THE PROBLEM:
Retype the data below, every word of it, exactly.
= Beginning of Section =
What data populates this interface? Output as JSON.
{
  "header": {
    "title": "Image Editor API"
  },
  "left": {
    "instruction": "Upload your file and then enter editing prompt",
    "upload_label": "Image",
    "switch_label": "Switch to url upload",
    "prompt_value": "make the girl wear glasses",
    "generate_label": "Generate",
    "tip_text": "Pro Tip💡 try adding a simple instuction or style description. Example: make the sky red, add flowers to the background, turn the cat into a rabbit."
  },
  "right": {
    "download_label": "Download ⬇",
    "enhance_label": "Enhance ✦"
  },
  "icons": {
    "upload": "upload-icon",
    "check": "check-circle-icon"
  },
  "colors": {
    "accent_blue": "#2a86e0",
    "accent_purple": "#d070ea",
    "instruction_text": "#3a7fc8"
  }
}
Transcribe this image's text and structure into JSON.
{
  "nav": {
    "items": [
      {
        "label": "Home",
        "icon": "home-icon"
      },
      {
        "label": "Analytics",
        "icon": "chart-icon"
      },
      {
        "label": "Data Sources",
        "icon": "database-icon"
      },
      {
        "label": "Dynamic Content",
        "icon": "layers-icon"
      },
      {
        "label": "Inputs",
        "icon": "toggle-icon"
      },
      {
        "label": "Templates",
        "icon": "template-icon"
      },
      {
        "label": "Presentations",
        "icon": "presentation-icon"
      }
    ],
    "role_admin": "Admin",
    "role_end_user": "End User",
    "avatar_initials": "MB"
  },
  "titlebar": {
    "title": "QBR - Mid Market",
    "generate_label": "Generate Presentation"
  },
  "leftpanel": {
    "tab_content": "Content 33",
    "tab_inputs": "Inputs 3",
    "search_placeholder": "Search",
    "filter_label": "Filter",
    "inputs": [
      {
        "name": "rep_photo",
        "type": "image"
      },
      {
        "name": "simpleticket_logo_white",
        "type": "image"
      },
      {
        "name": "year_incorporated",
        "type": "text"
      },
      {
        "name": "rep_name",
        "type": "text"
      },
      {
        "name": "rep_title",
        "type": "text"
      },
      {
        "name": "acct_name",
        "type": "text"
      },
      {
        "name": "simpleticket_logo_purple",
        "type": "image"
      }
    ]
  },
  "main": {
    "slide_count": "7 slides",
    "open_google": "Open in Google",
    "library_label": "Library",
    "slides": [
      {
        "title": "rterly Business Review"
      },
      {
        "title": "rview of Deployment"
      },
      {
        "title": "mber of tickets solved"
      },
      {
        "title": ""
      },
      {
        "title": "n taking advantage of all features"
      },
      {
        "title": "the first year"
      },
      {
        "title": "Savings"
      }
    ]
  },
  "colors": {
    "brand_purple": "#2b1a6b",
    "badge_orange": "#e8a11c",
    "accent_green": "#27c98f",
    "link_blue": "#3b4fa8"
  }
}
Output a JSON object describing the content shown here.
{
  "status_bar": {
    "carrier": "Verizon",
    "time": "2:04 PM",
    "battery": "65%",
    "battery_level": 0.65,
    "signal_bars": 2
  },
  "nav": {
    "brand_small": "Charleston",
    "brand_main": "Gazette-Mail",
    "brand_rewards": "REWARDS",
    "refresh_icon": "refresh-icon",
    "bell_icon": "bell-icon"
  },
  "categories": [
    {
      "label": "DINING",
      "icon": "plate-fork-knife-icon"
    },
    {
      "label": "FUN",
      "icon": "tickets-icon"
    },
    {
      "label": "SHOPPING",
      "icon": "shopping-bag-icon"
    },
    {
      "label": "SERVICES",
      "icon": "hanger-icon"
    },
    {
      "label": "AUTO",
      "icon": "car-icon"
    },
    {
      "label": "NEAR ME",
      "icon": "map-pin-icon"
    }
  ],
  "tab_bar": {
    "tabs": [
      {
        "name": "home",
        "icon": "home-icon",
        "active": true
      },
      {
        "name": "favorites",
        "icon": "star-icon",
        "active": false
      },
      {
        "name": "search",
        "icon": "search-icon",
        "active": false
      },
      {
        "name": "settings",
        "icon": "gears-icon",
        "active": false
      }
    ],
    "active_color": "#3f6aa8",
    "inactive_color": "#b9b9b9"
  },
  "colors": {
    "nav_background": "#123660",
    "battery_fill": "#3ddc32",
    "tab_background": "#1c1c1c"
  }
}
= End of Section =
ANSWER SPACE:
What data populates this interface? Output as JSON.
{
  "header": {
    "title": "Image Editor API"
  },
  "left": {
    "instruction": "Upload your file and then enter editing prompt",
    "upload_label": "Image",
    "switch_label": "Switch to url upload",
    "prompt_value": "make the girl wear glasses",
    "generate_label": "Generate",
    "tip_text": "Pro Tip💡 try adding a simple instuction or style description. Example: make the sky red, add flowers to the background, turn the cat into a rabbit."
  },
  "right": {
    "download_label": "Download ⬇",
    "enhance_label": "Enhance ✦"
  },
  "icons": {
    "upload": "upload-icon",
    "check": "check-circle-icon"
  },
  "colors": {
    "accent_blue": "#2a86e0",
    "accent_purple": "#d070ea",
    "instruction_text": "#3a7fc8"
  }
}
Transcribe this image's text and structure into JSON.
{
  "nav": {
    "items": [
      {
        "label": "Home",
        "icon": "home-icon"
      },
      {
        "label": "Analytics",
        "icon": "chart-icon"
      },
      {
        "label": "Data Sources",
        "icon": "database-icon"
      },
      {
        "label": "Dynamic Content",
        "icon": "layers-icon"
      },
      {
        "label": "Inputs",
        "icon": "toggle-icon"
      },
      {
        "label": "Templates",
        "icon": "template-icon"
      },
      {
        "label": "Presentations",
        "icon": "presentation-icon"
      }
    ],
    "role_admin": "Admin",
    "role_end_user": "End User",
    "avatar_initials": "MB"
  },
  "titlebar": {
    "title": "QBR - Mid Market",
    "generate_label": "Generate Presentation"
  },
  "leftpanel": {
    "tab_content": "Content 33",
    "tab_inputs": "Inputs 3",
    "search_placeholder": "Search",
    "filter_label": "Filter",
    "inputs": [
      {
        "name": "rep_photo",
        "type": "image"
      },
      {
        "name": "simpleticket_logo_white",
        "type": "image"
      },
      {
        "name": "year_incorporated",
        "type": "text"
      },
      {
        "name": "rep_name",
        "type": "text"
      },
      {
        "name": "rep_title",
        "type": "text"
      },
      {
        "name": "acct_name",
        "type": "text"
      },
      {
        "name": "simpleticket_logo_purple",
        "type": "image"
      }
    ]
  },
  "main": {
    "slide_count": "7 slides",
    "open_google": "Open in Google",
    "library_label": "Library",
    "slides": [
      {
        "title": "rterly Business Review"
      },
      {
        "title": "rview of Deployment"
      },
      {
        "title": "mber of tickets solved"
      },
      {
        "title": ""
      },
      {
        "title": "n taking advantage of all features"
      },
      {
        "title": "the first year"
      },
      {
        "title": "Savings"
      }
    ]
  },
  "colors": {
    "brand_purple": "#2b1a6b",
    "badge_orange": "#e8a11c",
    "accent_green": "#27c98f",
    "link_blue": "#3b4fa8"
  }
}
Output a JSON object describing the content shown here.
{
  "status_bar": {
    "carrier": "Verizon",
    "time": "2:04 PM",
    "battery": "65%",
    "battery_level": 0.65,
    "signal_bars": 2
  },
  "nav": {
    "brand_small": "Charleston",
    "brand_main": "Gazette-Mail",
    "brand_rewards": "REWARDS",
    "refresh_icon": "refresh-icon",
    "bell_icon": "bell-icon"
  },
  "categories": [
    {
      "label": "DINING",
      "icon": "plate-fork-knife-icon"
    },
    {
      "label": "FUN",
      "icon": "tickets-icon"
    },
    {
      "label": "SHOPPING",
      "icon": "shopping-bag-icon"
    },
    {
      "label": "SERVICES",
      "icon": "hanger-icon"
    },
    {
      "label": "AUTO",
      "icon": "car-icon"
    },
    {
      "label": "NEAR ME",
      "icon": "map-pin-icon"
    }
  ],
  "tab_bar": {
    "tabs": [
      {
        "name": "home",
        "icon": "home-icon",
        "active": true
      },
      {
        "name": "favorites",
        "icon": "star-icon",
        "active": false
      },
      {
        "name": "search",
        "icon": "search-icon",
        "active": false
      },
      {
        "name": "settings",
        "icon": "gears-icon",
        "active": false
      }
    ],
    "active_color": "#3f6aa8",
    "inactive_color": "#b9b9b9"
  },
  "colors": {
    "nav_background": "#123660",
    "battery_fill": "#3ddc32",
    "tab_background": "#1c1c1c"
  }
}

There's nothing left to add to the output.